WILLIAMSBURG, Va. (AP) — Changes in the marketplace have forced the public health community to wrestle with the idea that some tobacco products may pose less of a health risk than others, the new head of the Food and Drug Administration's tobacco control efforts told an industry group on Thursday.
Mitch Zeller, who took over as director of the FDA's Center for Tobacco Products in March, also told attendees at the Tobacco Merchants Association annual meeting in Williamsburg that the agency is making progress on a backlog of more than 3,500 new product applications, how it plans to address menthol cigarettes and its plans to regulate other tobacco products like cigars and electronic cigarettes.
"You all sell a lawful product," Zeller said. "Our job is to regulate the manufacture, sale and marketing of the tobacco products within our jurisdiction. And we try to do it efficiently, effectively and fairly."
While the agency and the industry "may not always find common ground," Zeller said it won't be for lack of discussion.
The center was created following a 2009 law gave the FDA authority to regulate a number of aspects of tobacco marketing and manufacturing, though the agency cannot ban nicotine or cigarettes outright.
But the agency has taken its time assessing the scientific evidence for what would best improve public health, leaving the future of the industry and effects on both companies and consumers under a cloud of smoke.
There are two approaches to regulating tobacco use: one that says there's no safe way to use tobacco and pushes for people to quit above all else. Others embrace the idea that lower-risk alternatives like smokeless tobacco and other nicotine delivery systems like gum or even electronic cigarettes can help improve overall health.
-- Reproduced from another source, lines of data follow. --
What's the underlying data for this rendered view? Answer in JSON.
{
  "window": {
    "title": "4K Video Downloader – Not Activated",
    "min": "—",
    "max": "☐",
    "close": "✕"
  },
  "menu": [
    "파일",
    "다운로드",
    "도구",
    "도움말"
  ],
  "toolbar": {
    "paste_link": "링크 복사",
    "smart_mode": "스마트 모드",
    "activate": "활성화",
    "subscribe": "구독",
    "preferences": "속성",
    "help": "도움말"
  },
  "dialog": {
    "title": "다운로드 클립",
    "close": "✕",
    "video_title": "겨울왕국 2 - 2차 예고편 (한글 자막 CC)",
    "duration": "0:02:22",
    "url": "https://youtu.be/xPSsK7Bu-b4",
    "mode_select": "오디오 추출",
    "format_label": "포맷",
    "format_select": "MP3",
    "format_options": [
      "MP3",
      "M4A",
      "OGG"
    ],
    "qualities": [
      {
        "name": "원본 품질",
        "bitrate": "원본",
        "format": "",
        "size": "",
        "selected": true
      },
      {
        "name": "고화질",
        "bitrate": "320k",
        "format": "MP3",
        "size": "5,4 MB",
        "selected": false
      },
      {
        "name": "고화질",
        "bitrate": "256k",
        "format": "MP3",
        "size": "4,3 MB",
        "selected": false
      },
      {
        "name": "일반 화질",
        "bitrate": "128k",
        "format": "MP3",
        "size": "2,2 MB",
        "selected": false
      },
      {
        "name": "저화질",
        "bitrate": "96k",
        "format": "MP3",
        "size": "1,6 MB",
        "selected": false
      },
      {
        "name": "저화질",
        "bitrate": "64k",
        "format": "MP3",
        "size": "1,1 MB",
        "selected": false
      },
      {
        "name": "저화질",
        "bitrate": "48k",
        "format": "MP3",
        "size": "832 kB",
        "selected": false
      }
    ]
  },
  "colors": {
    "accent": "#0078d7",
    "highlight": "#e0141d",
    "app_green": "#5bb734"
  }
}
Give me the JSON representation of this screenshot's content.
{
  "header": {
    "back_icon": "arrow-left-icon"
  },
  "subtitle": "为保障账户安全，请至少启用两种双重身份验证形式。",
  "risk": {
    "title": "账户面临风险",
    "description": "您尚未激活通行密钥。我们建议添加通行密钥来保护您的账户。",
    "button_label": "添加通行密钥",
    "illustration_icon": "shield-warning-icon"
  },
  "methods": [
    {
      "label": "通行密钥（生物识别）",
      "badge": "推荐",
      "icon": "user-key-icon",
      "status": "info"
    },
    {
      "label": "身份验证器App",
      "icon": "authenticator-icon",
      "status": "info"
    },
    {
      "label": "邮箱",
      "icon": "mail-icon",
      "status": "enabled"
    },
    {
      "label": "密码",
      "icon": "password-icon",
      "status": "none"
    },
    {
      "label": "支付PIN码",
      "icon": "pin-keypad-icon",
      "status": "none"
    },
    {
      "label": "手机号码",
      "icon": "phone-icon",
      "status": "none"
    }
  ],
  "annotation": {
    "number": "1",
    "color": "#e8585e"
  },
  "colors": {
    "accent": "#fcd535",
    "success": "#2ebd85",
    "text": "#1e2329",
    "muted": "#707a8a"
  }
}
The public health and tobacco control communities have been left with "no choice but to grapple with the issues and the questions of harm reduction," said Zeller, who helped spearhead efforts to regulate the tobacco industry in the 1990s and was most recently an executive pharmaceutical consulting firm that does work for GlaxoSmithKline, the leading seller of nicotine-replacement therapy products.
While a hypothetical pack-a-day smoker who switches to a smokeless product is going to reduce their risk, "it all comes down to how the products ultimately are used," Zeller said.
The 2009 law, Zeller said, requires that the agency measure health effects at a population level, such as causing other people to start using a product, postpone quitting, or start using tobacco products again.
One such product that many have claimed has potential to reduce health risks are electronic cigarettes, battery-powered devices that heat a liquid nicotine solution in a disposable cartridge, creating vapor that users inhale.
E-cigarettes are gaining much of the attention as the industry pushes to diversify beyond the traditional cigarette business, which has become tougher in the face of tax hikes, smoking bans, health concerns and social stigma. Some e-cigarettes are made to look like a real cigarette with a tiny light on the tip that glows.
The market for e-cigarettes has grown from the thousands of users in 2006 to several million worldwide. Analysts estimate sales could double this year to $1 billion. Some go as far as saying consumption of e-cigs could surpass consumption of traditional cigarettes in the next decade. Tobacco company executives even noted that e-cigarettes drove total industry cigarette volumes down about 600 million cigarettes, or about 1 percent, during the first quarter, excluding Internet sales — a major avenue for e-cig purchases.
The FDA plans to assert regulatory authority over e-cigarettes in the near future. Public health officials say the safety of e-cigarettes and their effectiveness in helping people quit regular smokes haven't been fully studied.
Michael Felberbaum can be reached at http://www.twitter.com/MLFelberbaum .